Diversity Analytics Case Studies
Case Study 1: Global Technology
A global technology company was struggling to increase the female population of their workforce. After three years, the gender split of their workforce composition remained unchanged.
Using the planning process presented in our diversity strategy planning guide and with the assistance of Numerical Insights LLC, this technology company set realistic goals and targets justified by the internal and external data available.
Within two years, they successfully met their goals by adhering to the clearly defined action plan and by communicating that plan to all Human Resource team members and internal hiring managers.
Case Study 2: Transparent Explanation of Gender Pay Gap
A Canadian technology company, with a presence in the United Kingdom, wanted to determine its “gender pay gap” as defined by the UK reporting mandate. Further, for the gap that existed, it wanted to provide its employees with full transparency of the results and drivers.

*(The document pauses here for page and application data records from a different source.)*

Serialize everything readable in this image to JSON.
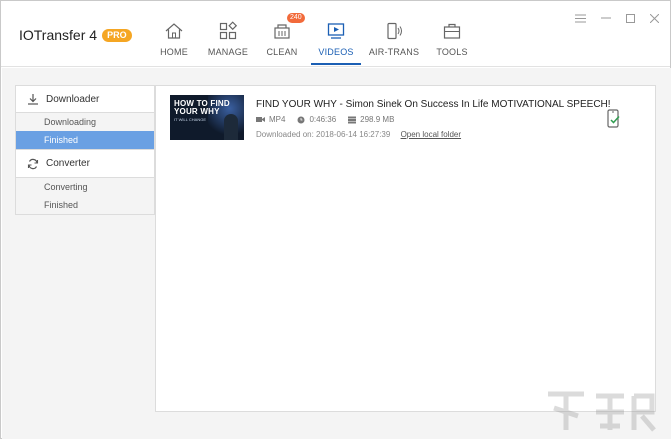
{
  "app": {
    "name": "IOTransfer 4",
    "badge": "PRO"
  },
  "nav": {
    "tabs": [
      {
        "id": "home",
        "label": "HOME",
        "icon": "home-icon"
      },
      {
        "id": "manage",
        "label": "MANAGE",
        "icon": "grid-icon"
      },
      {
        "id": "clean",
        "label": "CLEAN",
        "icon": "clean-icon",
        "badge": "240"
      },
      {
        "id": "videos",
        "label": "VIDEOS",
        "icon": "video-icon",
        "active": true
      },
      {
        "id": "airtrans",
        "label": "AIR-TRANS",
        "icon": "wireless-phone-icon"
      },
      {
        "id": "tools",
        "label": "TOOLS",
        "icon": "toolbox-icon"
      }
    ]
  },
  "sidebar": {
    "downloader": {
      "label": "Downloader",
      "items": [
        "Downloading",
        "Finished"
      ],
      "active": "Finished"
    },
    "converter": {
      "label": "Converter",
      "items": [
        "Converting",
        "Finished"
      ]
    }
  },
  "video": {
    "title": "FIND YOUR WHY - Simon Sinek On Success In Life MOTIVATIONAL SPEECH!",
    "format": "MP4",
    "duration": "0:46:36",
    "size": "298.9 MB",
    "downloaded_label": "Downloaded on: 2018-06-14 16:27:39",
    "open_folder": "Open local folder",
    "thumb_line1": "HOW TO FIND",
    "thumb_line2": "YOUR WHY",
    "thumb_line3": "IT WILL CHANGE"
  },
  "colors": {
    "accent": "#1b5fb4",
    "selected": "#6aa0e3",
    "badge": "#f26a3a",
    "pro": "#f5a623"
  }
}
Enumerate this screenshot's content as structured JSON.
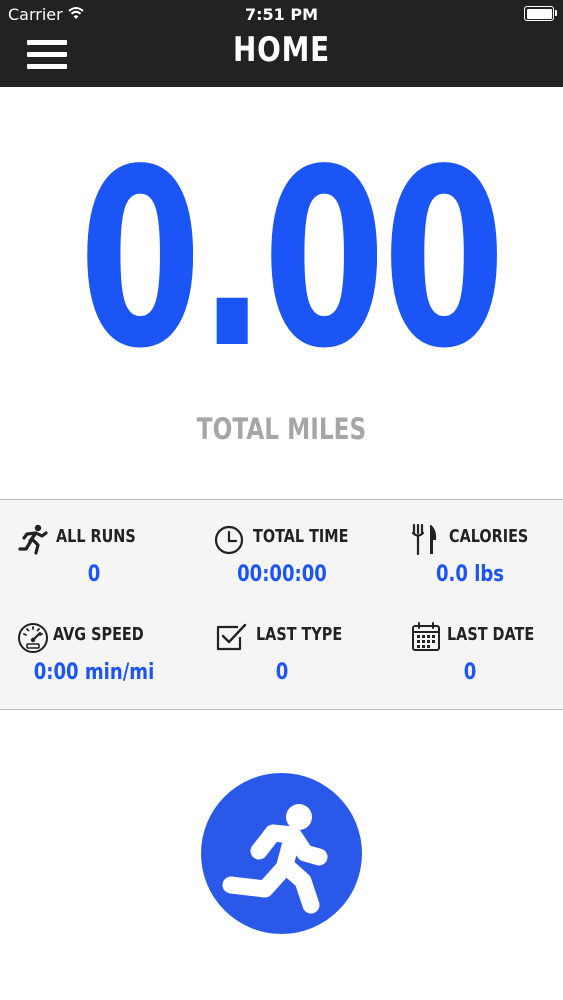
{
  "status_bar": {
    "carrier": "Carrier",
    "time": "7:51 PM"
  },
  "header": {
    "title": "HOME",
    "menu_icon": "hamburger-menu-icon"
  },
  "summary": {
    "value": "0.00",
    "label": "TOTAL MILES"
  },
  "stats": {
    "all_runs": {
      "label": "ALL RUNS",
      "value": "0",
      "icon": "runner-icon"
    },
    "total_time": {
      "label": "TOTAL TIME",
      "value": "00:00:00",
      "icon": "clock-icon"
    },
    "calories": {
      "label": "CALORIES",
      "value": "0.0 lbs",
      "icon": "fork-knife-icon"
    },
    "avg_speed": {
      "label": "AVG SPEED",
      "value": "0:00 min/mi",
      "icon": "speedometer-icon"
    },
    "last_type": {
      "label": "LAST TYPE",
      "value": "0",
      "icon": "checkbox-icon"
    },
    "last_date": {
      "label": "LAST DATE",
      "value": "0",
      "icon": "calendar-icon"
    }
  },
  "run_button": {
    "icon": "running-person-icon"
  },
  "colors": {
    "accent": "#1c55f6",
    "button": "#2a59ea",
    "header_bg": "#222222",
    "label_gray": "#a6a6a6",
    "panel_bg": "#f5f5f5"
  }
}
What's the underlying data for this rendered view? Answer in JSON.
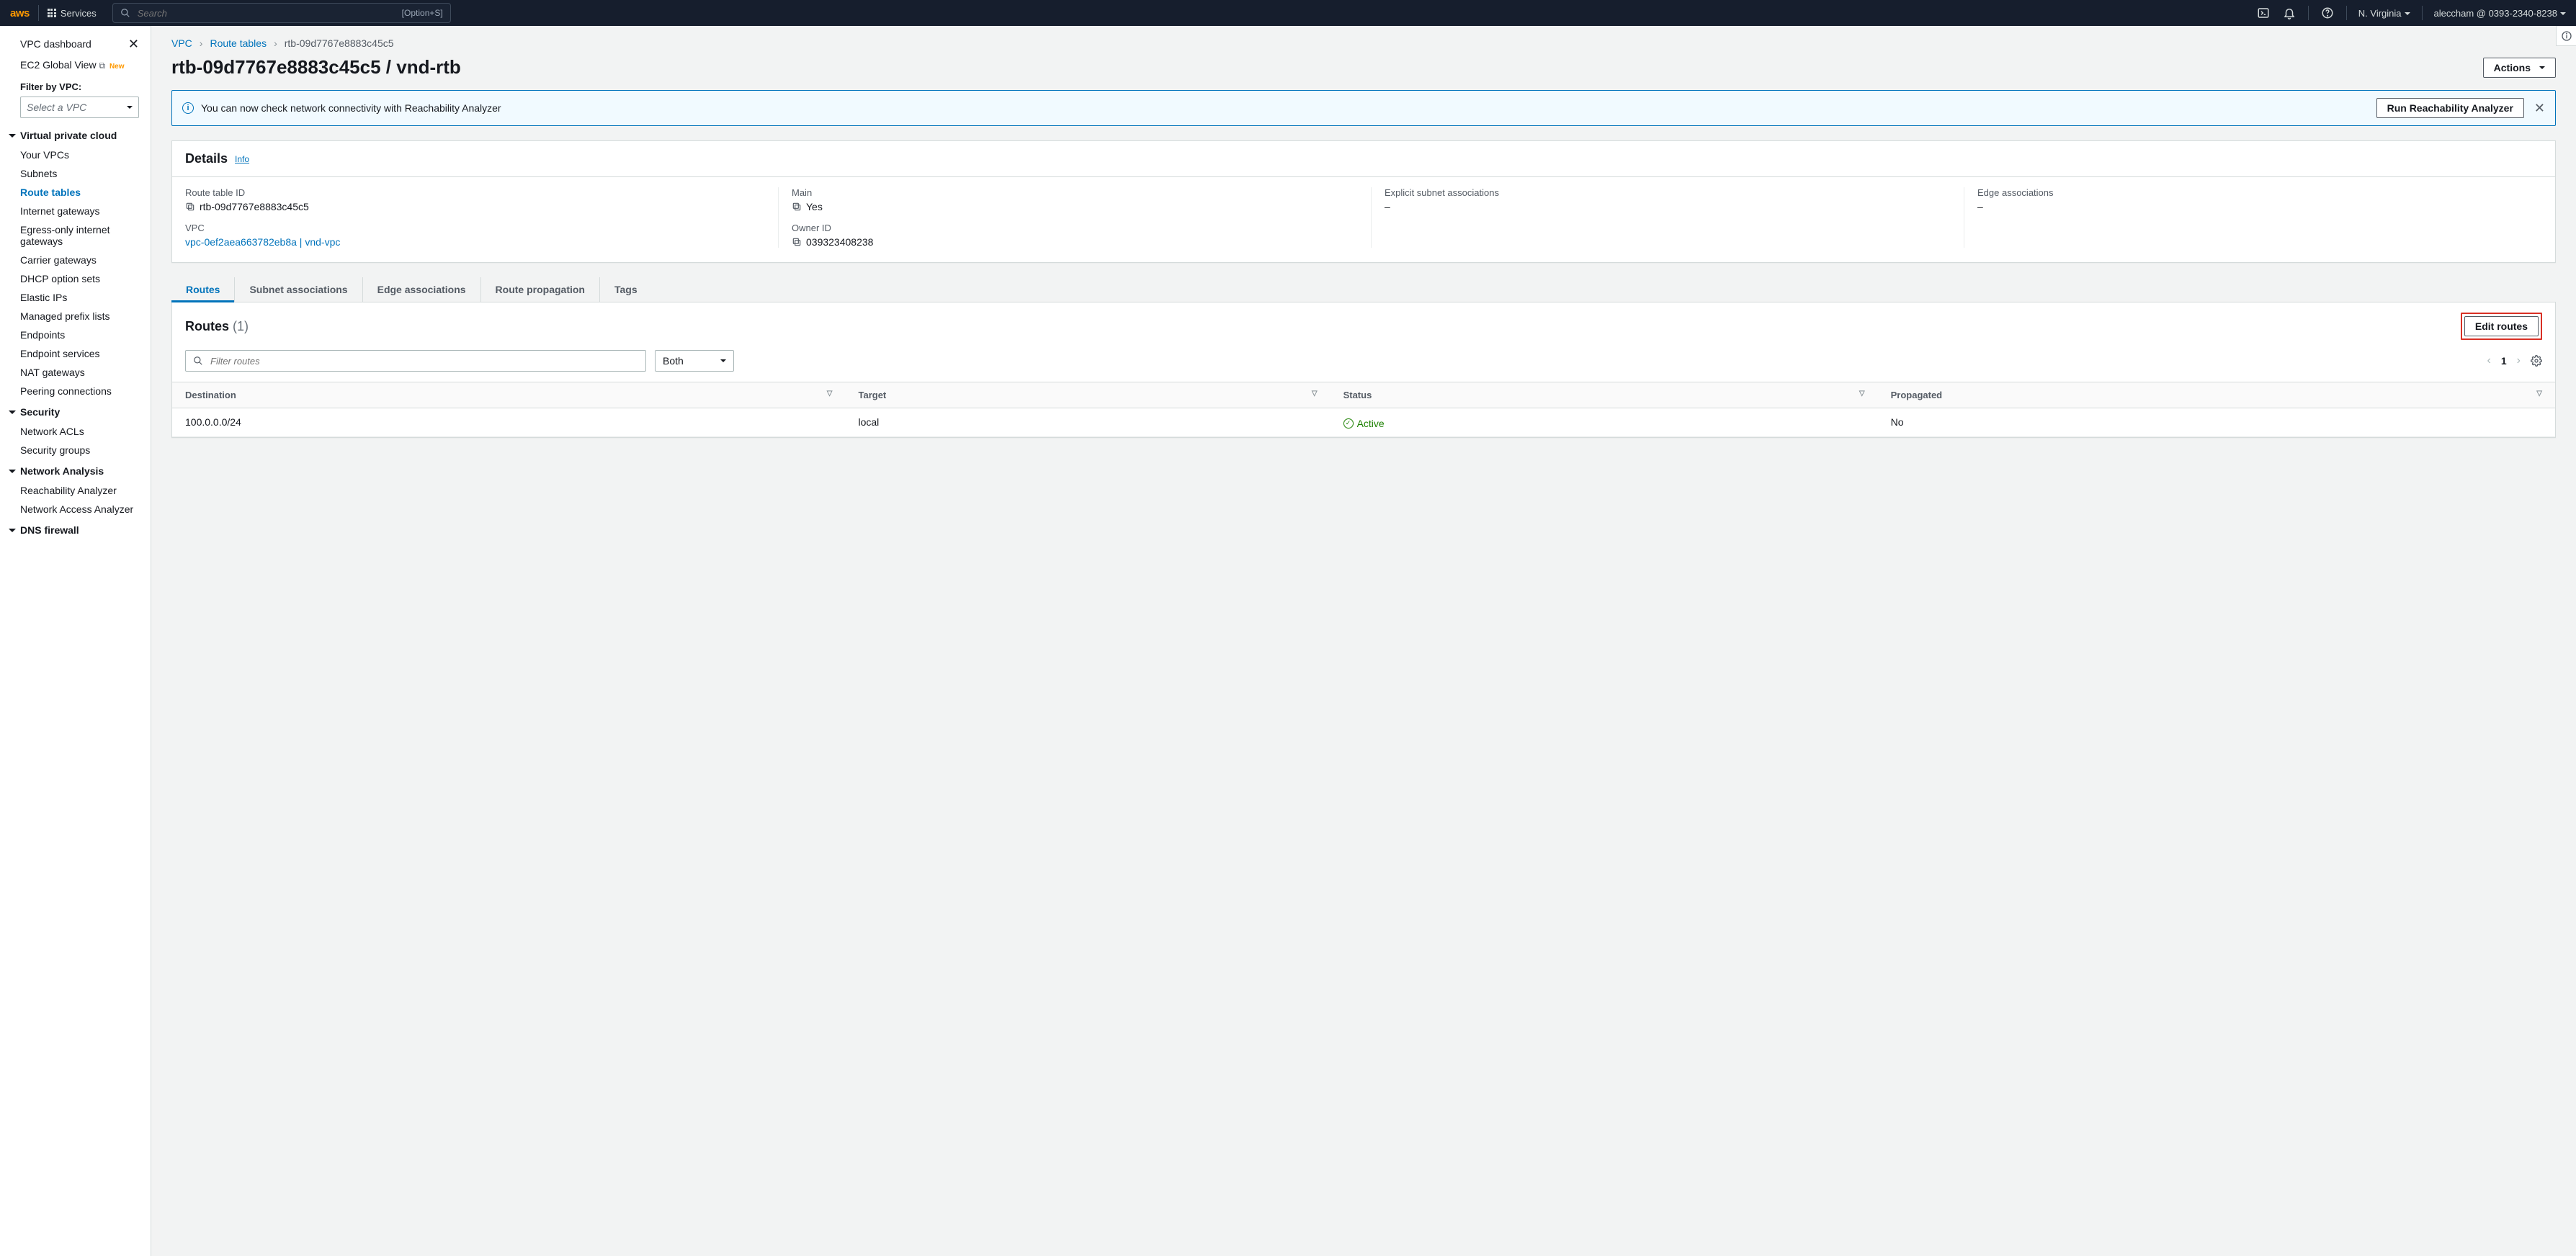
{
  "topnav": {
    "services_label": "Services",
    "search_placeholder": "Search",
    "search_hint": "[Option+S]",
    "region": "N. Virginia",
    "account": "aleccham @ 0393-2340-8238"
  },
  "sidebar": {
    "dashboard": "VPC dashboard",
    "ec2_global": "EC2 Global View",
    "new_badge": "New",
    "filter_label": "Filter by VPC:",
    "vpc_select_placeholder": "Select a VPC",
    "sections": {
      "vpc": {
        "title": "Virtual private cloud",
        "items": [
          "Your VPCs",
          "Subnets",
          "Route tables",
          "Internet gateways",
          "Egress-only internet gateways",
          "Carrier gateways",
          "DHCP option sets",
          "Elastic IPs",
          "Managed prefix lists",
          "Endpoints",
          "Endpoint services",
          "NAT gateways",
          "Peering connections"
        ]
      },
      "security": {
        "title": "Security",
        "items": [
          "Network ACLs",
          "Security groups"
        ]
      },
      "analysis": {
        "title": "Network Analysis",
        "items": [
          "Reachability Analyzer",
          "Network Access Analyzer"
        ]
      },
      "dns": {
        "title": "DNS firewall"
      }
    }
  },
  "breadcrumbs": {
    "vpc": "VPC",
    "route_tables": "Route tables",
    "current": "rtb-09d7767e8883c45c5"
  },
  "title": "rtb-09d7767e8883c45c5 / vnd-rtb",
  "actions_label": "Actions",
  "banner": {
    "text": "You can now check network connectivity with Reachability Analyzer",
    "button": "Run Reachability Analyzer"
  },
  "details": {
    "heading": "Details",
    "info_link": "Info",
    "fields": {
      "route_table_id": {
        "label": "Route table ID",
        "value": "rtb-09d7767e8883c45c5"
      },
      "main": {
        "label": "Main",
        "value": "Yes"
      },
      "explicit_assoc": {
        "label": "Explicit subnet associations",
        "value": "–"
      },
      "edge_assoc": {
        "label": "Edge associations",
        "value": "–"
      },
      "vpc": {
        "label": "VPC",
        "value": "vpc-0ef2aea663782eb8a | vnd-vpc"
      },
      "owner_id": {
        "label": "Owner ID",
        "value": "039323408238"
      }
    }
  },
  "tabs": [
    "Routes",
    "Subnet associations",
    "Edge associations",
    "Route propagation",
    "Tags"
  ],
  "routes_panel": {
    "heading": "Routes",
    "count": "(1)",
    "edit_button": "Edit routes",
    "filter_placeholder": "Filter routes",
    "scope_select": "Both",
    "page": "1",
    "columns": [
      "Destination",
      "Target",
      "Status",
      "Propagated"
    ],
    "rows": [
      {
        "destination": "100.0.0.0/24",
        "target": "local",
        "status": "Active",
        "propagated": "No"
      }
    ]
  }
}
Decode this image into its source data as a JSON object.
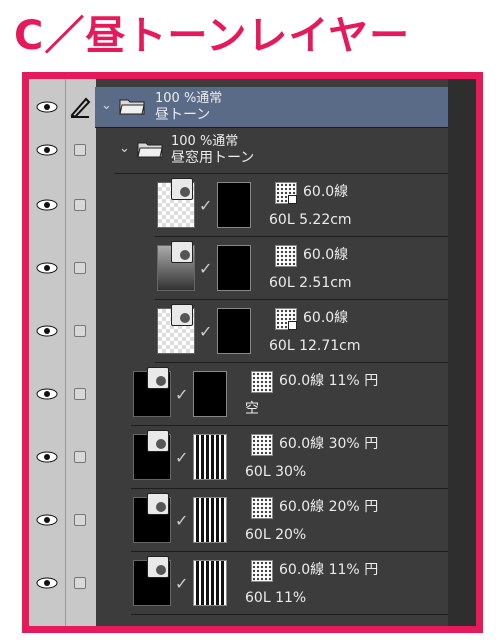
{
  "heading": "C／昼トーンレイヤー",
  "colors": {
    "accent": "#e6195a",
    "panel": "#3c3c3c",
    "selected": "#5a6b88"
  },
  "layers": [
    {
      "line1": "100 %通常",
      "line2": "昼トーン",
      "kind": "folder",
      "selected": true
    },
    {
      "line1": "100 %通常",
      "line2": "昼窓用トーン",
      "kind": "folder",
      "selected": false
    },
    {
      "tone": "60.0線",
      "info": "60L 5.22cm",
      "kind": "tone"
    },
    {
      "tone": "60.0線",
      "info": "60L 2.51cm",
      "kind": "tone"
    },
    {
      "tone": "60.0線",
      "info": "60L 12.71cm",
      "kind": "tone"
    },
    {
      "tone": "60.0線 11% 円",
      "info": "空",
      "kind": "tone"
    },
    {
      "tone": "60.0線 30% 円",
      "info": "60L 30%",
      "kind": "tone"
    },
    {
      "tone": "60.0線 20% 円",
      "info": "60L 20%",
      "kind": "tone"
    },
    {
      "tone": "60.0線 11% 円",
      "info": "60L 11%",
      "kind": "tone"
    }
  ],
  "icons": [
    "eye-icon",
    "pencil-icon",
    "folder-icon",
    "chevron-down-icon",
    "checkbox-icon",
    "tone-icon"
  ]
}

Numerical Insights LLC assessed the gender pay gap for this company’s largest workforce, the Canadian employee base. Statistical tests were conducted to determine the drivers of the pay gap in addition to testing the fairness of promotions, hiring and performance reviews.
The CEO of this technology company presented the results to all employees and made the results publicly available online in their Corporate Social Responsibility Report.
Analytics for a diverse talent pipeline
While many companies have good intentions when it comes to increasing diversity, most have struggled to make a difference over the past few years. The key to meeting your diversity targets is to understand the underlying patterns in your organization.
We use analytics to understand these patterns. We then educate you on where you can make the fastest difference in the composition of your workforce. We work with you to set realistic diversity goals and action plans.
The topic of diversity receives a large amount of attention. Much of that attention is a misunderstanding of how to interpret diversity data. The reporting of the gender pay gap is one of those misunderstandings.
We use statistical methods to test for fairness in the hiring process, promotions, performance reviews and salary bands. We also examine the differences in how different employee groups answer feedback surveys.
Use statistical data to mitigate potential legal action
Enhance the effectiveness of your diversity efforts
Monitor ongoing progress
Added challenges for STEM companies
STEM companies are under public attack for a lack of female employees. But sometimes, what appears to be a gender issue is being driven by something else. We’ve worked with several big-name clients to explain the real factors behind a perceived gender bias. Using statistical techniques, we can provide a robust analysis and create a fully-transparent report that you can release to your employees and the public.
Whether you work in Human Resources, a corporate legal function, supply chain, finance or operations, all functional areas should align their goals with the overall business strategy.
The same advice applies to those that lead diversity teams and initiatives.
What is the overall corporate goal for diversity?
How do HR and other functional areas contribute to the success of achieving that goal?
Who is accountable for the success of planned diversity action plans?
What are realistic timelines for completion of the planned initiatives?
Corporate Social Responsibility reports
Ms. Smith has helped clients tell the story of their gender pay gap reporting and Corporate Social Responsibility (CSR) reporting. By the nature of the formulas being reported, technology and STEM-based companies will have a substantial gap. At Numerical Insights, we use statistical processes to clearly explain why those gaps exist and in doing so, providing companies with the ability to be transparent with their employees on this topic.
Ms. Smith has also assisted companies with the calculations associated with adverse impact analysis. In large companies especially, the rapid change of needed skill sets sometimes makes a job role or area of the company redundant. We help companies conduct an impact analysis to determine whether any specific employee group will be adversely affected.